He seemed like a free spirit but one so bound up in the intellectualism of his age. I loved his Englishness and, as an English Catholic at that time, growing up in quite a world of Irish Catholicism, I loved the way he bridged that gap, but found his need to adhere to some 'system' so stifling. What was worse, and this I think is the major theme of the Victorian age, was the idea that somehow everything that is good and 'holy' involves suffering, was the idea of some kind of need for martyrdom. His conversion to Catholicism was painful because it cost him the respect of his peers and the love of at least one member of his family, but the idea that that makes him holy is abhorrent to me and dominates much of his writing.

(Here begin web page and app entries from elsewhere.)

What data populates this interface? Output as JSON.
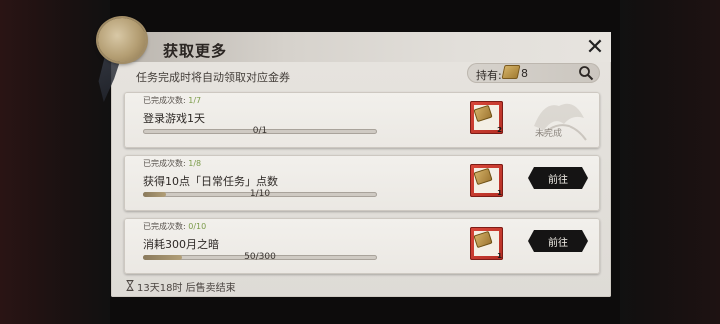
{
  "dialog": {
    "title": "获取更多",
    "subtitle": "任务完成时将自动领取对应金券",
    "holding_label": "持有:",
    "holding_count": "8"
  },
  "tasks": [
    {
      "done_label": "已完成次数:",
      "done_value": "1/7",
      "name": "登录游戏1天",
      "progress_text": "0/1",
      "progress": 0,
      "reward_qty": "2",
      "status_text": "未完成"
    },
    {
      "done_label": "已完成次数:",
      "done_value": "1/8",
      "name": "获得10点「日常任务」点数",
      "progress_text": "1/10",
      "progress": 0.1,
      "reward_qty": "1",
      "button_label": "前往"
    },
    {
      "done_label": "已完成次数:",
      "done_value": "0/10",
      "name": "消耗300月之暗",
      "progress_text": "50/300",
      "progress": 0.1667,
      "reward_qty": "1",
      "button_label": "前往"
    }
  ],
  "footer": {
    "timer_text": "13天18时 后售卖结束"
  },
  "icons": {
    "close": "close-icon",
    "search": "search-icon",
    "hourglass": "hourglass-icon",
    "ticket": "ticket-icon",
    "seal": "wax-seal-icon"
  },
  "colors": {
    "done_count_accent": "#7b9b4a",
    "reward_frame": "#d9473a",
    "goto_button": "#151414"
  }
}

Later in life, once he had regained acceptance by being made a Cardinal, he seems to have mellowed. He wrote:

Let us take things as we find them: let us not attempt to distort them into what they are not... We cannot make facts. All our wishing cannot change them. We must use them.
And that, I think, is what is being done - that distorting of facts - when making someone into a saint. Newman, like dear Karl of Austria, is a man whom I admire and yet his humanity (including his love of his friend) is in danger of being distorted.


get facebook fans said...

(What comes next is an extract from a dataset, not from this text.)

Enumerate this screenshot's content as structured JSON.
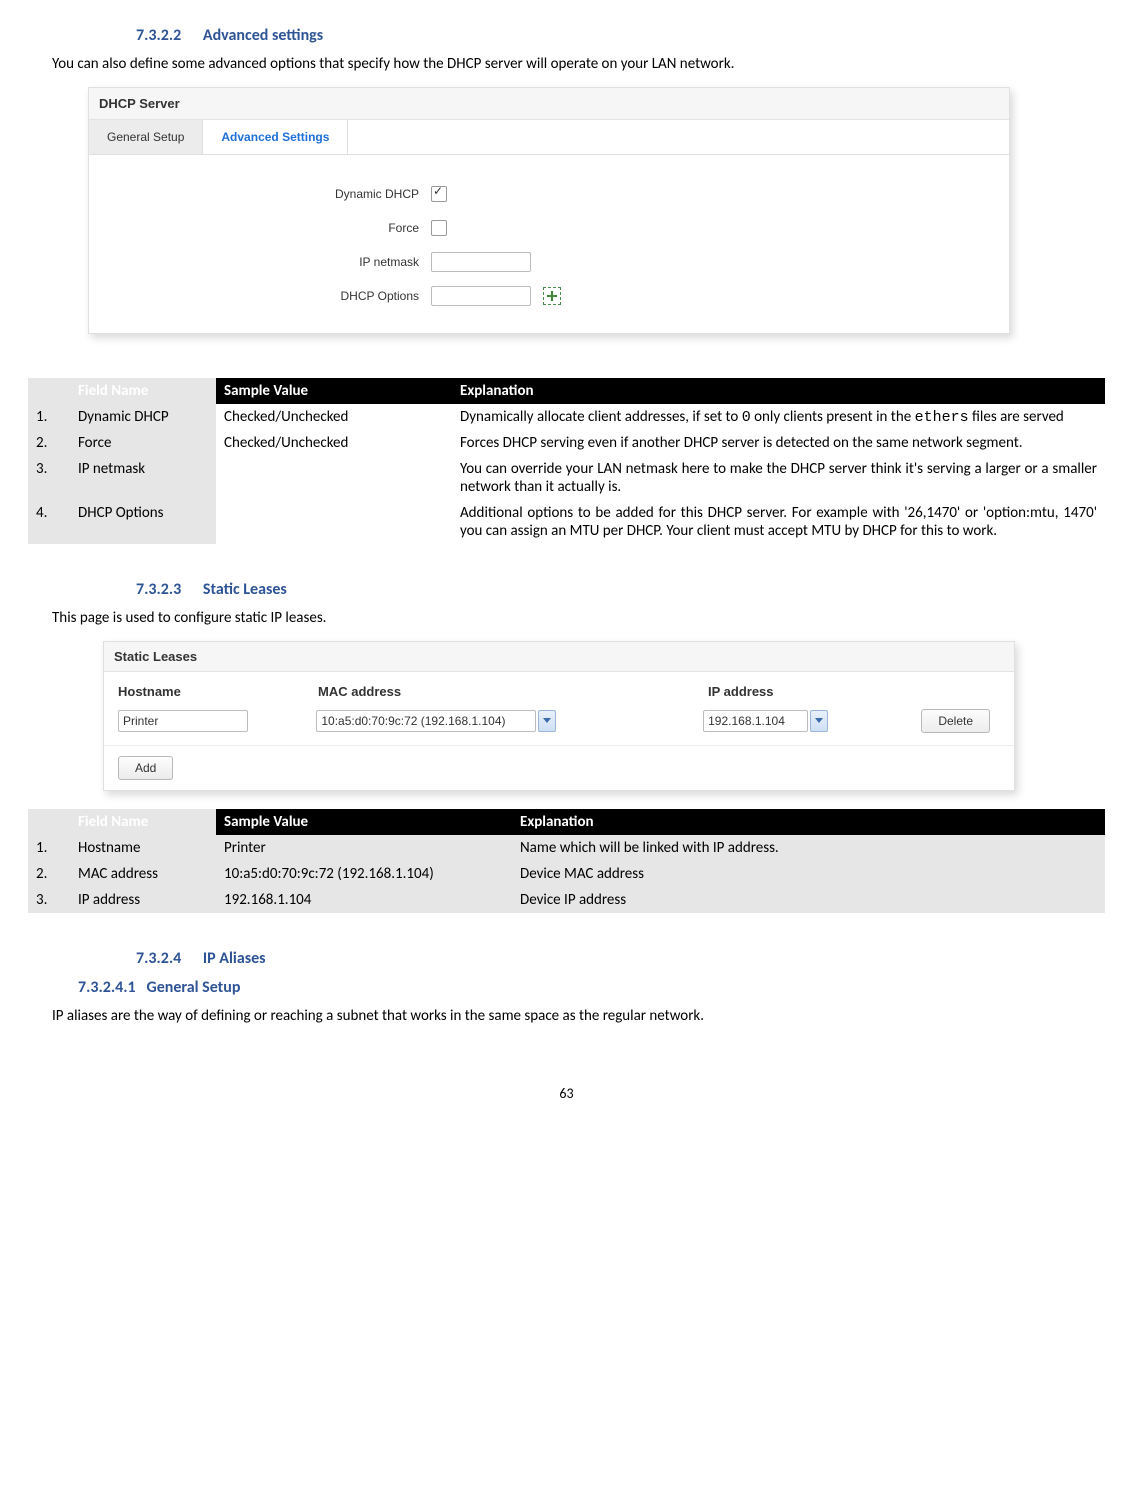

it s all about the way u live your life to become a saint!

May said...

Yes, it is a pity when hagiography turns complex, full-blooded human beings into bloodless phantoms or puppets for political purposes. Still, I don't think this necessarily has to happen, and I would not reject the whole idea of devotion to saints for that reason.

A few months ago, for instance, I was reading a biography of Madame Elisabeth of France, sister of Louis XVI, by her (distant) relation, Princess Henriette of Belgium:

Henriette had a great devotion to Elisabeth and campaigned to have her beatified. Yet, in her book, she does a great job of making Elisabeth come alive, as a strong, well-rounded personality with joys and sorrows, lights and shadows, struggles and triumphs. By the end, I really agreed with Henriette that Elisabeth ought to be publicly honored by the Church for her heroic virtues- but that did not detract from her humanity at all, quite the opposite.

As for patron saints, I've always found the idea of saints "specializing" in certain areas of life rather comforting. I think of it this way: when you have friends, on earth, with interests/experience in certain areas, wouldn't you consult with them, if you had a related problem or question? I guess patron saints are the "heavenly" version of this...

Best wishes, as always.

Christina said...

Oh I absolutely agree with you, Matterhorn, that 'friends on the other side' are as real and helpful as physical friends (and more easily accessible at any time of day or night!). I just don't always like the supposed 'virtues' they were supposed to embody on earth, and do think they can be made into something they never were.
I am looking forward to reading your post as I know very little about Elizabeth of France.
Thank you for a lovely comment.